▶ [Exercise details]:
Find the line that contains "What's the underlying". Output it and every line after it to the end of the records, exactly as they appear.

▶ [Entries shown]:

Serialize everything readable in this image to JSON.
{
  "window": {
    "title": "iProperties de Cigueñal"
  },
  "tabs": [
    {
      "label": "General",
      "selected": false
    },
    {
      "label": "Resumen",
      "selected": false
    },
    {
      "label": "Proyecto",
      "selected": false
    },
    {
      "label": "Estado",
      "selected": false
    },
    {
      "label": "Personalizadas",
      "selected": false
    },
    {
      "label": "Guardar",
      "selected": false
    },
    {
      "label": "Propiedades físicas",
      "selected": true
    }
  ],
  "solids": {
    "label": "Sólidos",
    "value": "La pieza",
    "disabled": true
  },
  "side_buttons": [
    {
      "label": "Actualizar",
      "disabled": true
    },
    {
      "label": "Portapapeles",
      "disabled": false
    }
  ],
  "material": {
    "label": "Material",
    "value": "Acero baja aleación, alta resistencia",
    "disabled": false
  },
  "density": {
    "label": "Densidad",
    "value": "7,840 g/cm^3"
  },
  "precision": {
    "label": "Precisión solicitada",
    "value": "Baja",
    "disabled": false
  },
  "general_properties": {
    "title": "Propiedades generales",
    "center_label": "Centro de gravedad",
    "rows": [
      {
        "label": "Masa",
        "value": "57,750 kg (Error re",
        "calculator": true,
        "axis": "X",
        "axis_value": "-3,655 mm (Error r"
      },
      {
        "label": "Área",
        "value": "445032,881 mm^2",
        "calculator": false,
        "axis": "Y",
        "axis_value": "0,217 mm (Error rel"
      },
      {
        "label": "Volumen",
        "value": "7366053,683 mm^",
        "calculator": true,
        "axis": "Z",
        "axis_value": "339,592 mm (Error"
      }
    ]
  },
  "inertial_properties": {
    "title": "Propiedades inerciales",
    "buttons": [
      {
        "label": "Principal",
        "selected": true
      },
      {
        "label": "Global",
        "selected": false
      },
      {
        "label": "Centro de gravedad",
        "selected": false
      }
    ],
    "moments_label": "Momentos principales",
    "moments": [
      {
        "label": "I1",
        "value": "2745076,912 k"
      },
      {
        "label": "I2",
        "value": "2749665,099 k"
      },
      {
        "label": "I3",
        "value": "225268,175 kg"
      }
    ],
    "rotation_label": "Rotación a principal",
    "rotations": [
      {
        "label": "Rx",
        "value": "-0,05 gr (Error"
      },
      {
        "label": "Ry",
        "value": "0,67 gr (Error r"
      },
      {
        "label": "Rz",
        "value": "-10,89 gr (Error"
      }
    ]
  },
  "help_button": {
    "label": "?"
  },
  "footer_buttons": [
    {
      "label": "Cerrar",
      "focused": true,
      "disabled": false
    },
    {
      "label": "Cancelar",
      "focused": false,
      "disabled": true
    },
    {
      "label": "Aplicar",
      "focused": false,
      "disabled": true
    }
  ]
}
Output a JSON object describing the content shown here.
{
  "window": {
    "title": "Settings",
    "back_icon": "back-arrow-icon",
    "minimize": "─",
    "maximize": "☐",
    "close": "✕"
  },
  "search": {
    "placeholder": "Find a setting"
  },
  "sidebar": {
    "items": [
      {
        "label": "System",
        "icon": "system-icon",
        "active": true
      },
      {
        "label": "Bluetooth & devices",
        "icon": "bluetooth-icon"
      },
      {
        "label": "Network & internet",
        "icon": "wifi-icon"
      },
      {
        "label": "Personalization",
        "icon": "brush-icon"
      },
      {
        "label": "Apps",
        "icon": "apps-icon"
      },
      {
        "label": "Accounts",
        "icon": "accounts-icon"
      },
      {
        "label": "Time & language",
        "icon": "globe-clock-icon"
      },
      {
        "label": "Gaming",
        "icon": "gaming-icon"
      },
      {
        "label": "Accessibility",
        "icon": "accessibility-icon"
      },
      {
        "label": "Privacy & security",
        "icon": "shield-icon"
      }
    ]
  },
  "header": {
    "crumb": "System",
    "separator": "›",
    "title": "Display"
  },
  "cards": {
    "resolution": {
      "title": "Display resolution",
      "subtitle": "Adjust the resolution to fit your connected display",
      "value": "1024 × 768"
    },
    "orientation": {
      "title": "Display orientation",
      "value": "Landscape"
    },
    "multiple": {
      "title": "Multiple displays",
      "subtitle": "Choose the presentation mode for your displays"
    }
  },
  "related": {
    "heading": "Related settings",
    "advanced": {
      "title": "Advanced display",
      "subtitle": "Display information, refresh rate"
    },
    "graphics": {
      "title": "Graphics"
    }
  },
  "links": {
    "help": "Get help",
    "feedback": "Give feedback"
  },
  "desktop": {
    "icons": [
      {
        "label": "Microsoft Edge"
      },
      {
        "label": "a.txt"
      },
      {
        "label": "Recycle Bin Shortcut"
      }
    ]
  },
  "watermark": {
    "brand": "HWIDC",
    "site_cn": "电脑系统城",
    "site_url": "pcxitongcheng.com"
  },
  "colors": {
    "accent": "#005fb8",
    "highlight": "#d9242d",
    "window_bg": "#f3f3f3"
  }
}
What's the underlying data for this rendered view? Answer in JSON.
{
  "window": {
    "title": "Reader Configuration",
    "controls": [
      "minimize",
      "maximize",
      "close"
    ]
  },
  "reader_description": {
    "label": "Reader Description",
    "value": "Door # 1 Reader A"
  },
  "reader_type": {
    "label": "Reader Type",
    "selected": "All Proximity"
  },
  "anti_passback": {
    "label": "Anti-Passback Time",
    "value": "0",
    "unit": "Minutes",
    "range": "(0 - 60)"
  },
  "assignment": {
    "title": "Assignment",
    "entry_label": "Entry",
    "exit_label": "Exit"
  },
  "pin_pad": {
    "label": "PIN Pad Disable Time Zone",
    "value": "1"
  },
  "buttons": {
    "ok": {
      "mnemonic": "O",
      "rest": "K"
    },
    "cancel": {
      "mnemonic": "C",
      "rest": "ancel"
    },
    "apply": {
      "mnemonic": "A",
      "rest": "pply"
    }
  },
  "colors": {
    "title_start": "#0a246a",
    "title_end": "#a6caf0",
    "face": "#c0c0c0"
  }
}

▶ [Exercise result]:
What's the underlying data for this rendered view? Answer in JSON.
{
  "window": {
    "title": "Reader Configuration",
    "controls": [
      "minimize",
      "maximize",
      "close"
    ]
  },
  "reader_description": {
    "label": "Reader Description",
    "value": "Door # 1 Reader A"
  },
  "reader_type": {
    "label": "Reader Type",
    "selected": "All Proximity"
  },
  "anti_passback": {
    "label": "Anti-Passback Time",
    "value": "0",
    "unit": "Minutes",
    "range": "(0 - 60)"
  },
  "assignment": {
    "title": "Assignment",
    "entry_label": "Entry",
    "exit_label": "Exit"
  },
  "pin_pad": {
    "label": "PIN Pad Disable Time Zone",
    "value": "1"
  },
  "buttons": {
    "ok": {
      "mnemonic": "O",
      "rest": "K"
    },
    "cancel": {
      "mnemonic": "C",
      "rest": "ancel"
    },
    "apply": {
      "mnemonic": "A",
      "rest": "pply"
    }
  },
  "colors": {
    "title_start": "#0a246a",
    "title_end": "#a6caf0",
    "face": "#c0c0c0"
  }
}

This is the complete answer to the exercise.